Segment Open

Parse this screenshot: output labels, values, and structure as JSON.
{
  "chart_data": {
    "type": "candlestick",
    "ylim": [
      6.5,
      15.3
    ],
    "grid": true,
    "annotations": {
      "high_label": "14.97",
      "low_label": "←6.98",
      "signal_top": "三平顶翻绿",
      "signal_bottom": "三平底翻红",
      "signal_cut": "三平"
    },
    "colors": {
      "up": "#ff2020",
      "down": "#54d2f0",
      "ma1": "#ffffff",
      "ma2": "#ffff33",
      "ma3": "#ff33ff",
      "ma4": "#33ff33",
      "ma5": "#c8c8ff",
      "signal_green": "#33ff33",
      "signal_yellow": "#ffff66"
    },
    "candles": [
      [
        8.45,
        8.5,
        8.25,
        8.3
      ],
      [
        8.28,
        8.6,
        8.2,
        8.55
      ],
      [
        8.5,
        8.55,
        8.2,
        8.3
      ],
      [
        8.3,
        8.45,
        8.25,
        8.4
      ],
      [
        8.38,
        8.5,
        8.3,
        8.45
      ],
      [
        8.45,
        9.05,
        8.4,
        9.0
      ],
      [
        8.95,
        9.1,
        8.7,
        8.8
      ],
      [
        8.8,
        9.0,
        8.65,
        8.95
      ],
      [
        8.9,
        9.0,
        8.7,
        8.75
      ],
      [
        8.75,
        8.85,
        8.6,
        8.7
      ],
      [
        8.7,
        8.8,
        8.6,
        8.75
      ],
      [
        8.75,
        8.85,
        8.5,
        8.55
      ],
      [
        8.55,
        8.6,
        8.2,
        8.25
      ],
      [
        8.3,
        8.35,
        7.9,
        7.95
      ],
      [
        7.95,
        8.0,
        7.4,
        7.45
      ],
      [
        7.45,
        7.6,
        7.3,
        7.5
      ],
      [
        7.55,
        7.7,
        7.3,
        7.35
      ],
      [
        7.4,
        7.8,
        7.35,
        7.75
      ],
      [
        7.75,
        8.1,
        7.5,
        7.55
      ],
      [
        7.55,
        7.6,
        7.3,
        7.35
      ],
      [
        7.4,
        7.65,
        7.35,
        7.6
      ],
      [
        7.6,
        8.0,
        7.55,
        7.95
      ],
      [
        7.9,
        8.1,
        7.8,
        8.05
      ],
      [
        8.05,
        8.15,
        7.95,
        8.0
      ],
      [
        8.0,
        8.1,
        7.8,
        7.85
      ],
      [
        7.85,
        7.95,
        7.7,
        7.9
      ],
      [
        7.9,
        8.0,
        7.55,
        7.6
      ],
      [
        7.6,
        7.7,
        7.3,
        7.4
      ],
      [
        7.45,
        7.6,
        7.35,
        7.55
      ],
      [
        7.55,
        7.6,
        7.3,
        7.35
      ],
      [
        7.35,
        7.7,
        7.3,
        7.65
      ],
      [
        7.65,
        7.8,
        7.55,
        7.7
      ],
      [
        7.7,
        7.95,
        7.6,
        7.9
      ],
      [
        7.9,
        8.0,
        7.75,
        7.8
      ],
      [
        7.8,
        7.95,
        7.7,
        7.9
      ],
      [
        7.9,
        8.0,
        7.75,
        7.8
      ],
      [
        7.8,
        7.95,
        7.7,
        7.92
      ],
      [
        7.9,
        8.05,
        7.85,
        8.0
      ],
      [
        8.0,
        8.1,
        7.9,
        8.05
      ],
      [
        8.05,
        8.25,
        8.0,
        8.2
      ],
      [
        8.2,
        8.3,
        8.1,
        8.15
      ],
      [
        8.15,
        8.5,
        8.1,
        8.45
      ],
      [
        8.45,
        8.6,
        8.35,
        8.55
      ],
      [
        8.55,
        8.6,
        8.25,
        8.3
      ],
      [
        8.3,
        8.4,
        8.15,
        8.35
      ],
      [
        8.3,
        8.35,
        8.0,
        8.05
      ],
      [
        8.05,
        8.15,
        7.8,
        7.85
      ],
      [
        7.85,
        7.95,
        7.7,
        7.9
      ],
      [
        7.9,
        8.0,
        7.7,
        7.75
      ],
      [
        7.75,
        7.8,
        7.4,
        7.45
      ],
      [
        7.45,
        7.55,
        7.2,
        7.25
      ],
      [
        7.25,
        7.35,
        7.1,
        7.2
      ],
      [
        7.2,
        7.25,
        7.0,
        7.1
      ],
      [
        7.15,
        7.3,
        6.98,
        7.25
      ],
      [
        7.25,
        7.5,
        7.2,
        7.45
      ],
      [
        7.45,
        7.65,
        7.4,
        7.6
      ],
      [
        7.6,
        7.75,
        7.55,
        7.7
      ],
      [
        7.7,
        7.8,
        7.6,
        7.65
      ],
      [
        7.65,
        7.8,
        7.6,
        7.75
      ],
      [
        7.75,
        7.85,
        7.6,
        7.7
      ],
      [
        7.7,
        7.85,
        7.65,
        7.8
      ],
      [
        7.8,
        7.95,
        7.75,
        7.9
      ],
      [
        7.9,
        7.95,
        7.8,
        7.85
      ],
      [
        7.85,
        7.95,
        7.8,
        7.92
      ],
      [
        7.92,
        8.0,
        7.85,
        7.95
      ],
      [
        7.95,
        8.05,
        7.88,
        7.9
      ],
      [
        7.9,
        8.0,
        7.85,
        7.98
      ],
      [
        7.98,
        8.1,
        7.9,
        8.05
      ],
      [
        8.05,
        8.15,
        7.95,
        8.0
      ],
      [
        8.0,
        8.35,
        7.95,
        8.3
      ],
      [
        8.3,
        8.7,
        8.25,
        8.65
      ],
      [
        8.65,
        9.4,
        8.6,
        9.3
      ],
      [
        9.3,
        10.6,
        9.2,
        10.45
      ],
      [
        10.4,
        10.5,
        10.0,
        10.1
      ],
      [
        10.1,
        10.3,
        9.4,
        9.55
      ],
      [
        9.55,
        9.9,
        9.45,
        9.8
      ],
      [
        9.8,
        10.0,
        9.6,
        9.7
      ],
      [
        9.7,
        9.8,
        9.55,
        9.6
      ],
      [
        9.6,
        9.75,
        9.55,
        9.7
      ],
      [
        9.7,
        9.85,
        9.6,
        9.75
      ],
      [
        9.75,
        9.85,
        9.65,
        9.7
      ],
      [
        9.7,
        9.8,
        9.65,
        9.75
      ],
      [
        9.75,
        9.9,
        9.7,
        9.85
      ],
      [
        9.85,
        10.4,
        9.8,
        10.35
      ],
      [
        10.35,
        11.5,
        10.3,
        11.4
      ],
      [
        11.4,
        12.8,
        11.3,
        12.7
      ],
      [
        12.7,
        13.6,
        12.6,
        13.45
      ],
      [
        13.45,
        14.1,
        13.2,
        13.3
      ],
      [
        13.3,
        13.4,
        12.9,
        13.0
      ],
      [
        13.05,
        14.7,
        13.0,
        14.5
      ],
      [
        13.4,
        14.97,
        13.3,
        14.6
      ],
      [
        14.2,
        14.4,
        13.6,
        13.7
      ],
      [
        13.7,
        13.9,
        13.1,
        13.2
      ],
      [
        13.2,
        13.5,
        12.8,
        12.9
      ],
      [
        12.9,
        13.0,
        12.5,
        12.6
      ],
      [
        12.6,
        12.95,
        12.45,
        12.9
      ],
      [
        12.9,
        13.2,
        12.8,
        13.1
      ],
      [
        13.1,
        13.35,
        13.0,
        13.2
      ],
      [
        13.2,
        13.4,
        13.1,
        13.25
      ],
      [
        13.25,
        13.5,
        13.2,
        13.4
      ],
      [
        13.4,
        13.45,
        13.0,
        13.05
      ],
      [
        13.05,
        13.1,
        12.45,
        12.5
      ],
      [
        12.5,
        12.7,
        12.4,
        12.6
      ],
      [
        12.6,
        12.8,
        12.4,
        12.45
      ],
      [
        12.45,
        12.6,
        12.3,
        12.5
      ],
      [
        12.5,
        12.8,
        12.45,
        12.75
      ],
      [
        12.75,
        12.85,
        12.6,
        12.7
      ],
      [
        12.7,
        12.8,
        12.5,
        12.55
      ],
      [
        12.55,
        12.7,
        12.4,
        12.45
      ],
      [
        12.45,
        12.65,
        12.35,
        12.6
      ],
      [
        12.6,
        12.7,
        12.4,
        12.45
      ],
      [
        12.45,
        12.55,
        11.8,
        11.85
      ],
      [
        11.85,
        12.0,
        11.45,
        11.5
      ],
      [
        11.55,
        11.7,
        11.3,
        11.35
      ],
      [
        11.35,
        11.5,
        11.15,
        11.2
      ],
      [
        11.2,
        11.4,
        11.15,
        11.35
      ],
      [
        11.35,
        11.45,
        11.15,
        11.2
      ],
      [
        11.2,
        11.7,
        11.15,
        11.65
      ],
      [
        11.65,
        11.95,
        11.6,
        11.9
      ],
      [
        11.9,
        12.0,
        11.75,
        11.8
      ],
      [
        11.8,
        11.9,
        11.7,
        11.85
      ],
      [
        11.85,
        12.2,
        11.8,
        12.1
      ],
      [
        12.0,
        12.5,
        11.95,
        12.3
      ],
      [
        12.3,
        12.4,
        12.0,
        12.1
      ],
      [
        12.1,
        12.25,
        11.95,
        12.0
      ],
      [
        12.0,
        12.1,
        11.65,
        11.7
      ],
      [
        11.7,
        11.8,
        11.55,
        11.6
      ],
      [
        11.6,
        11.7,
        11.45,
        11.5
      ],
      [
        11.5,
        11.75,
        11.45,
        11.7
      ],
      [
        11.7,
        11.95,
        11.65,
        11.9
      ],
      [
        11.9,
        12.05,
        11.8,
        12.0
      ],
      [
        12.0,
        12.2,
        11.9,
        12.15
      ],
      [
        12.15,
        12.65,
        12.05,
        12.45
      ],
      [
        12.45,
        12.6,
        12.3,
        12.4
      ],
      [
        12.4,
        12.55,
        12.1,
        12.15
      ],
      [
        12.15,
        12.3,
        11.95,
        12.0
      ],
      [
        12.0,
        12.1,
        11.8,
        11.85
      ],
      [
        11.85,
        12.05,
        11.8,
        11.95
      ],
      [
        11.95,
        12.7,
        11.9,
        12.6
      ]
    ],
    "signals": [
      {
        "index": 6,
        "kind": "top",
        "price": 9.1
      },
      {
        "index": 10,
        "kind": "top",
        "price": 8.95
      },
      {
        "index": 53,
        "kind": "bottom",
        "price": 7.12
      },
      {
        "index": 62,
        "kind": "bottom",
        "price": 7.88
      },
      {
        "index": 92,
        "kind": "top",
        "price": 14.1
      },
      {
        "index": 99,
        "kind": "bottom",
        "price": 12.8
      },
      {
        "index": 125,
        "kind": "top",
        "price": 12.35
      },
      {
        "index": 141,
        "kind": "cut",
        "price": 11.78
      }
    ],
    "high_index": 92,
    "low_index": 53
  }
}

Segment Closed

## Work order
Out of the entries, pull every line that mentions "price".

## Answer to this problem
        "price": 9.1
        "price": 8.95
        "price": 7.12
        "price": 7.88
        "price": 14.1
        "price": 12.8
        "price": 12.35
        "price": 11.78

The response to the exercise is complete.